In 2 Corinthians 4:3-4, Paul writes, “3And even if our gospel is veiled, it is veiled only to those who are perishing. 4In their case the god of this world has blinded the minds of the unbelievers, to keep them from seeing the light of the gospel of the glory of Christ, who is the image of God.”
Interestingly, the word “minds” is not nous, referring to the mind itself. Instead, it is noema, which BDAG defines as “that which one has in mind as a product of intellectual process.”

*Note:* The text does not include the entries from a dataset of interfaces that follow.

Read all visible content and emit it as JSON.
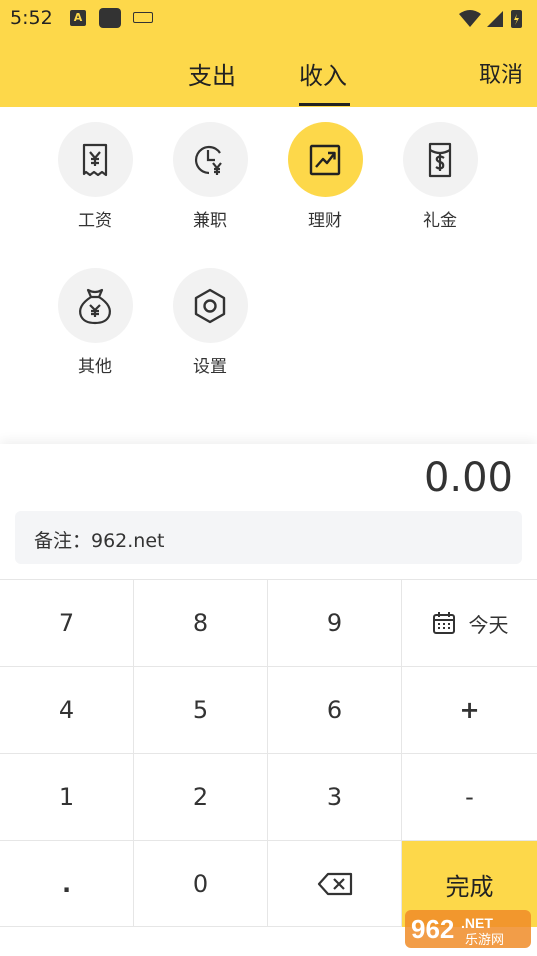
{
  "status": {
    "time": "5:52",
    "icons": [
      "a-notification-icon",
      "app-notification-icon",
      "keyboard-icon",
      "wifi-icon",
      "signal-icon",
      "battery-icon"
    ]
  },
  "tabs": {
    "expense": "支出",
    "income": "收入",
    "cancel": "取消"
  },
  "categories": [
    {
      "label": "工资",
      "icon": "receipt-yen-icon"
    },
    {
      "label": "兼职",
      "icon": "clock-yen-icon"
    },
    {
      "label": "理财",
      "icon": "trend-chart-icon",
      "active": true
    },
    {
      "label": "礼金",
      "icon": "dollar-envelope-icon"
    },
    {
      "label": "其他",
      "icon": "money-bag-icon"
    },
    {
      "label": "设置",
      "icon": "settings-hexagon-icon"
    }
  ],
  "amount": "0.00",
  "note": "备注：962.net",
  "keypad": {
    "row1": [
      "7",
      "8",
      "9"
    ],
    "row2": [
      "4",
      "5",
      "6"
    ],
    "row3": [
      "1",
      "2",
      "3"
    ],
    "dot": ".",
    "zero": "0",
    "today": "今天",
    "plus": "+",
    "minus": "-",
    "done": "完成"
  },
  "watermark": {
    "number": "962",
    "suffix": ".NET",
    "text": "乐游网"
  },
  "colors": {
    "accent": "#fdd84a",
    "text": "#333333",
    "icon_bg": "#f2f2f2"
  }
}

This blinding, then, is not a one-time job, like pulling down a curtain on a summer morning to keep out the hot sunlight through the whole day. Instead, Paul uses a word that seems much more comprehensive, suggesting that Satan blinds unbelievers in a way that pervades their entire thinking and thought process, so that at every mental turn, he prevents them from beholding the light of the gospel of the glory of Christ, who is the image of God.

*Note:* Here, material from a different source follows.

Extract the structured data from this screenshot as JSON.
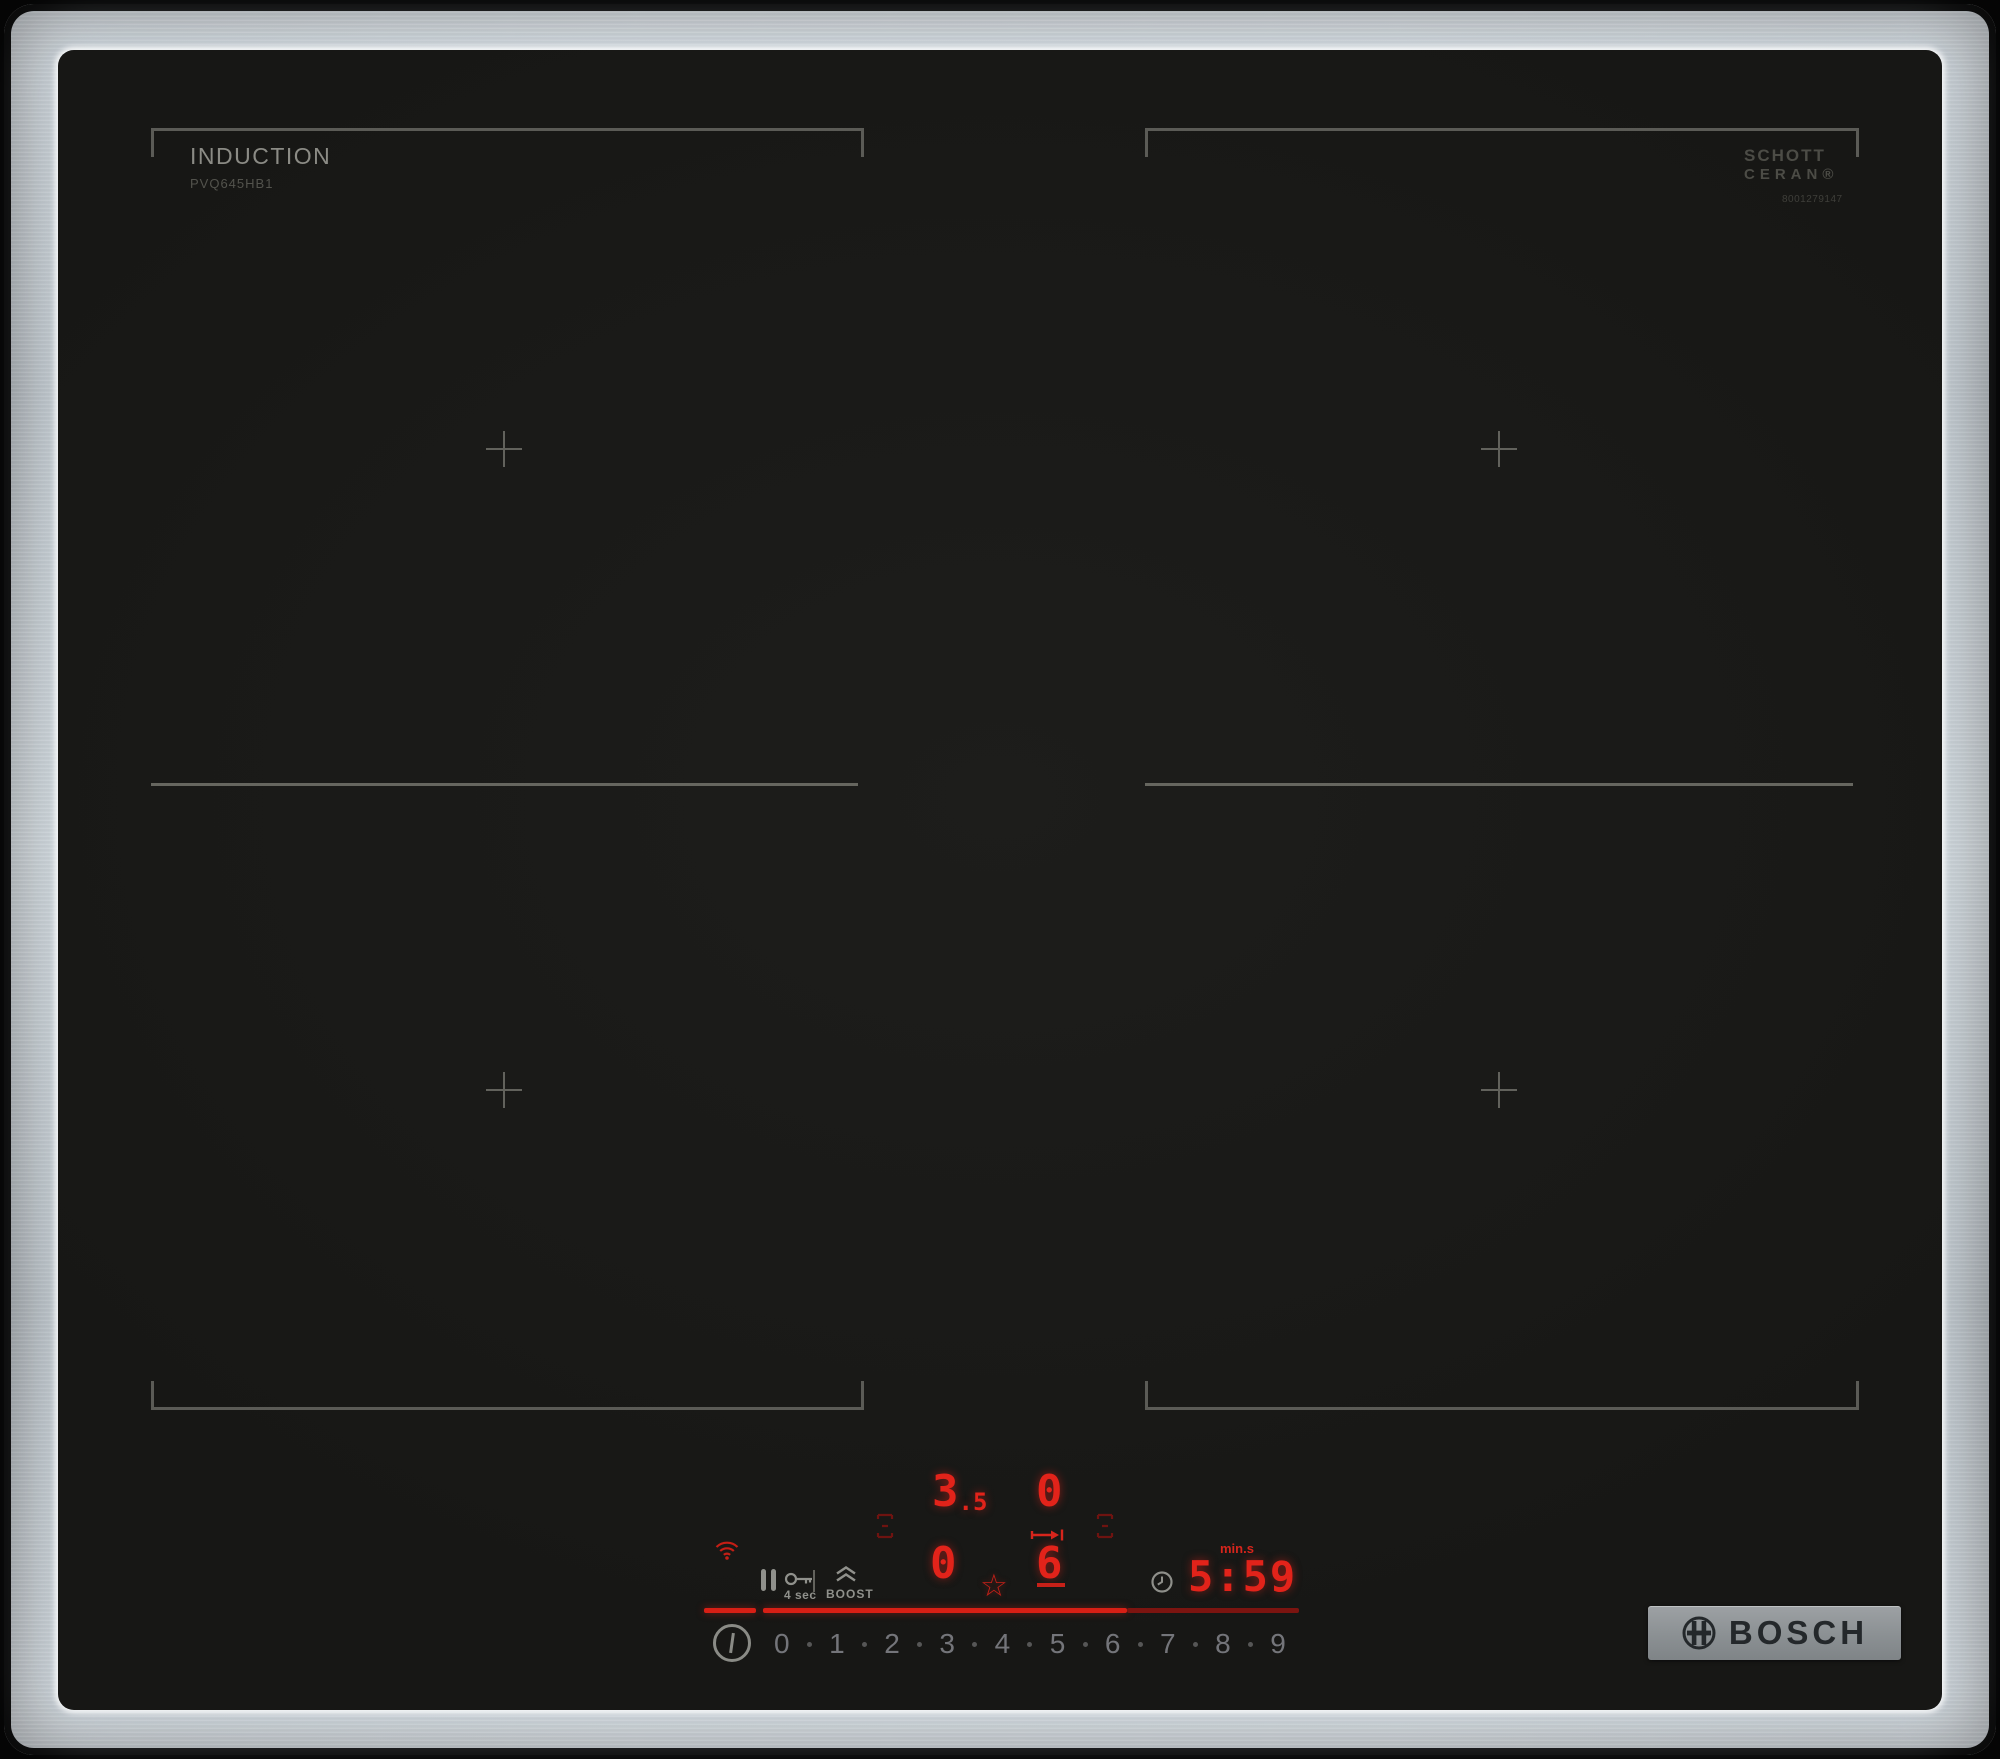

Although I wouldn’t refer to this as a proof-text for total depravity, I do think that Paul is describing something along those lines. To blind someone from such a radiantly glorious light as the glory of God in the face of Jesus Christ is an ongoing, never-ending task for Satan.
I don’t know if that says more about Satan’s vileness or Christ’s glory, but I’m inclined to lean toward the latter.